Laurel Robbins writes her own shark tale

Swimming with dolphins is a fairly common activity for people vacationing in tropical locales, but swimming with sharks?

Some people are interested in sharks, many are afraid of them and a select few enjoy swimming with the salt water assassins — like, Mount Royal’s Program Director for Business Education Training in Continuing Education, Laurel Robbins.

The native of Pincher Creek, a self-proclaimed adrenaline junkie and nature lover, figures her fascination with sharks may have been pre-destined.

While most middle-aged adults are far too scarred after growing up with the Jaws movies to even consider swimming with a shark, Robbins has always had an interest in dangerous animals.
Robbins had one of her scariest encounters when a hammerhead swam directly at her face during one particularly exciting dive.

She spent many hours as a young woman growing up in southern Alberta hunting down notorious hunters — not to kill them, rather to observe.

To this day she can tell you the best sites to spot a grizzly bear.

“I’m actually petrified of sharks, absolutely petrified.

"The first time I jumped in the water, while diving in Thailand I didn’t see any sharks and was just fine with it,” says Robbins, passionately recounting some of her most memorable diving experiences.

“But, something about the idea of it stayed with me.

"Then seven years later I had the opportunity to dive with nurse sharks in Belize, which was really cool.

"They’re just like big catfish — but I could say I went diving with sharks. Nurse sharks are about six to seven feet in length, but they’re bottom feeders, they won’t touch you unless you stick your hand in their mouth.”

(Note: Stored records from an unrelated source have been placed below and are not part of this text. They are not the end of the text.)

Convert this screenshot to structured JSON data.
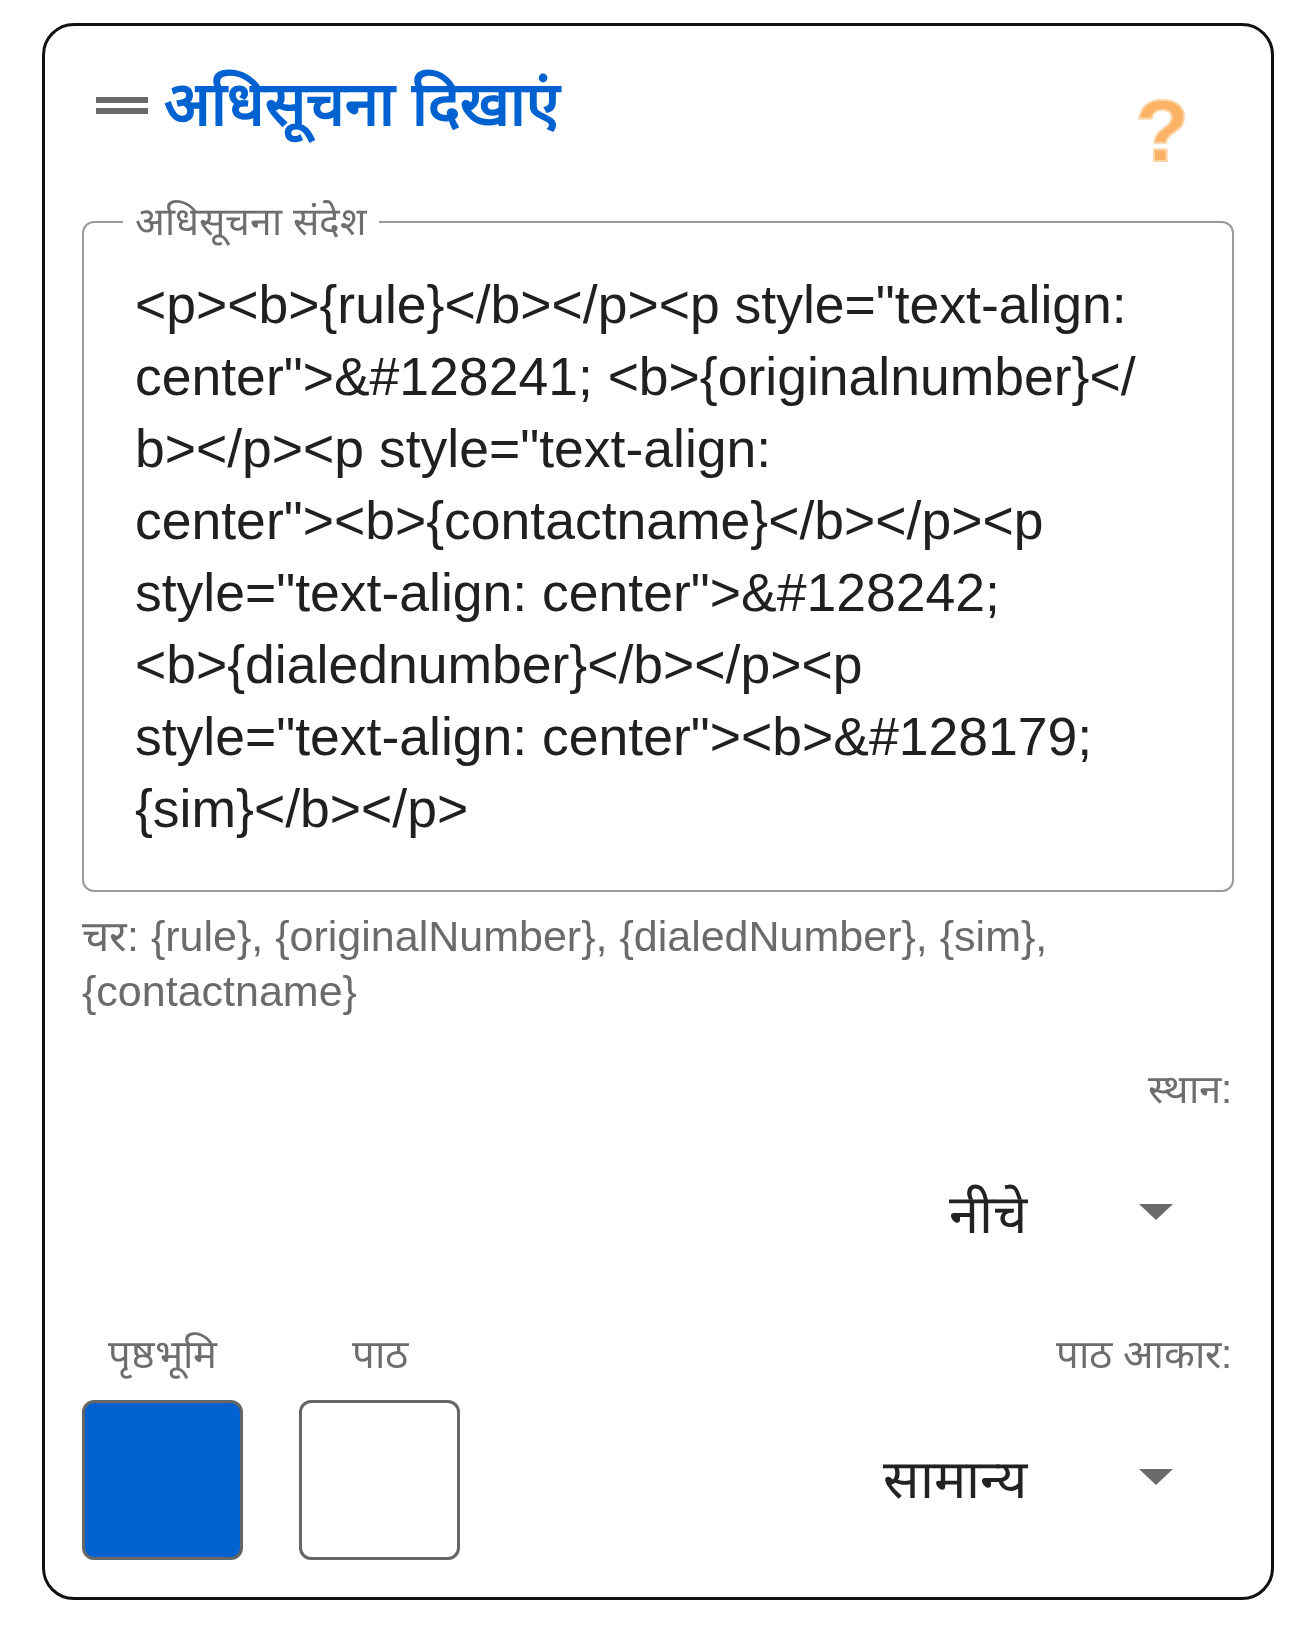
{
  "header": {
    "title": "अधिसूचना दिखाएं",
    "help": "?"
  },
  "message_field": {
    "label": "अधिसूचना संदेश",
    "value": "<p><b>{rule}</b></p><p style=\"text-align: center\">&#128241; <b>{originalnumber}</b></p><p style=\"text-align: center\"><b>{contactname}</b></p><p style=\"text-align: center\">&#128242; <b>{dialednumber}</b></p><p style=\"text-align: center\"><b>&#128179; {sim}</b></p>"
  },
  "helper_text": "चर: {rule}, {originalNumber}, {dialedNumber}, {sim}, {contactname}",
  "position": {
    "label": "स्थान:",
    "value": "नीचे"
  },
  "colors": [
    {
      "label": "पृष्ठभूमि",
      "color": "#0062d1"
    },
    {
      "label": "पाठ",
      "color": "#ffffff"
    }
  ],
  "text_size": {
    "label": "पाठ आकार:",
    "value": "सामान्य"
  }
}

Robbins has followed her passion all over the world and spent time underwater in the presence of more than eight species of shark.

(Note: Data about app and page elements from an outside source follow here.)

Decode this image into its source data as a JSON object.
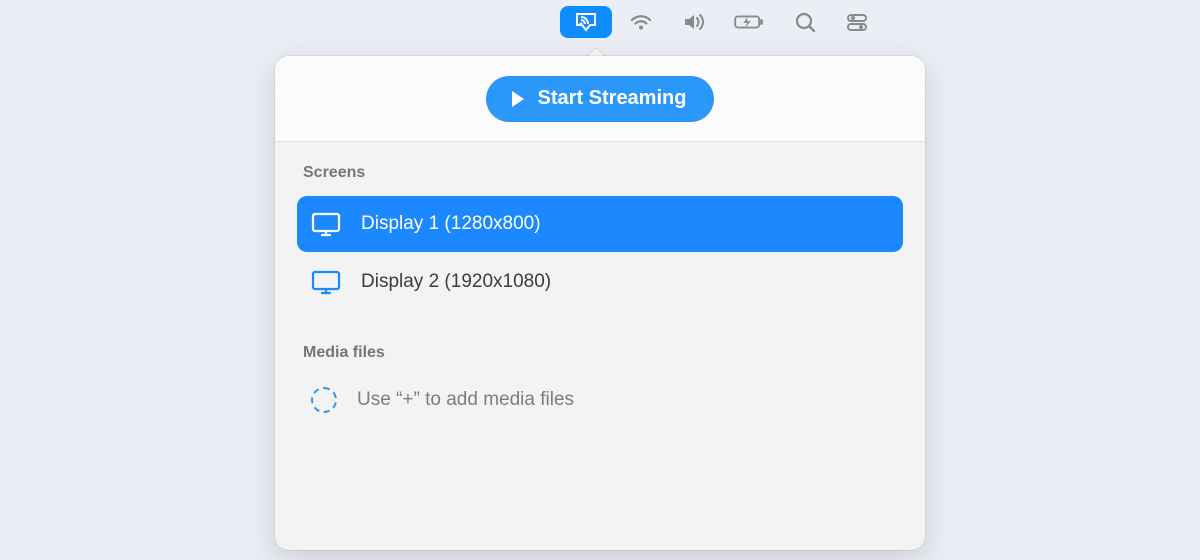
{
  "menubar": {
    "items": [
      {
        "name": "airplay-icon",
        "active": true
      },
      {
        "name": "wifi-icon",
        "active": false
      },
      {
        "name": "volume-icon",
        "active": false
      },
      {
        "name": "battery-charging-icon",
        "active": false
      },
      {
        "name": "search-icon",
        "active": false
      },
      {
        "name": "control-center-icon",
        "active": false
      }
    ]
  },
  "popover": {
    "start_button": "Start Streaming",
    "screens_heading": "Screens",
    "screens": [
      {
        "label": "Display 1 (1280x800)",
        "selected": true
      },
      {
        "label": "Display 2 (1920x1080)",
        "selected": false
      }
    ],
    "media_heading": "Media files",
    "media_placeholder": "Use “+” to add media files"
  }
}
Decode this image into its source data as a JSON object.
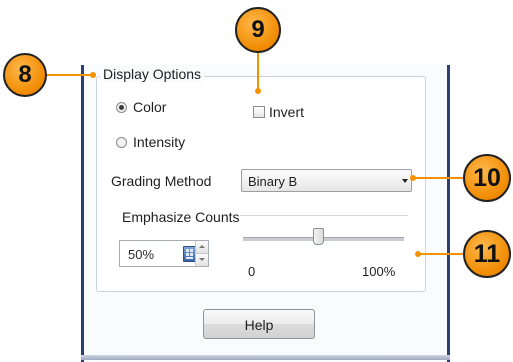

She plans all her vacations around shark diving, and even met her German boyfriend through the hobby.

“You don’t meet a lot of people who shark dive so it’s really nice to have someone to share that with because most people think you’re crazy and can’t understand why you’d do it.”
Robbins enjoys other wildlife aside from sharks. Can you spot the octopus?
Robbins readily admits there have been moments where she’s wondered if Mount Royal might soon have an opening to fill in her department.

“One of my scariest moments was when we were going on a dive with bull sharks, which are one of the five most aggressive sharks in the world.

“The dive master said ‘everyone get in and stay on the surface,’ but that’s the stupidest thing you can do because that’s where every shark attack happens. So I’m thinking ‘great, we’re going diving with one of the most aggressive sharks and the dive master has no clue what he’s doing.’ But it’s such a huge opportunity that you can’t turn it down.

“Fortunately we actually did see two bull sharks and nobody was attacked. It was such a beautiful moment because we were just a metre away from them and they knew we were there, and while they were interested, they weren’t aggressive.

“It’s like this epiphany that’s just so beautiful because you’re swimming there in the water with two killer animals that could take you out at any second, but it was so peaceful that it was surreal. It was utter relaxation – you’re adrenaline is going through the roof, right before you jump in, but once you’re there it’s like you’re just at one with nature.”

Speaking of Jaws, Robbins doesn’t initially list the legendary great white shark as one of the species she’s looking forward to diving with. When questioned about the most notorious species of shark, Robbins takes a breath as if wrestling with her own thoughts on the matter

“I have a lot of apprehension about the great white. You can do cage diving with them in South Africa, but it’s very controversial because half the experts say that encourages them to attack people and half say that it doesn’t.

“I’d do that no sweat in a cage — would I want to go free diving with them — not sure. That’s where I might draw the line because they are so unpredictable. They aren’t the largest shark but they can be very aggressive and unpredictable. So I haven’t made up my mind about the great whites yet.”

Then again, she says one of the aspects she embraces about shark diving is the opportunity to challenge commonly held misconceptions.

With sharks, she’s finding there are no shortage of those to confront.

— Steven Noble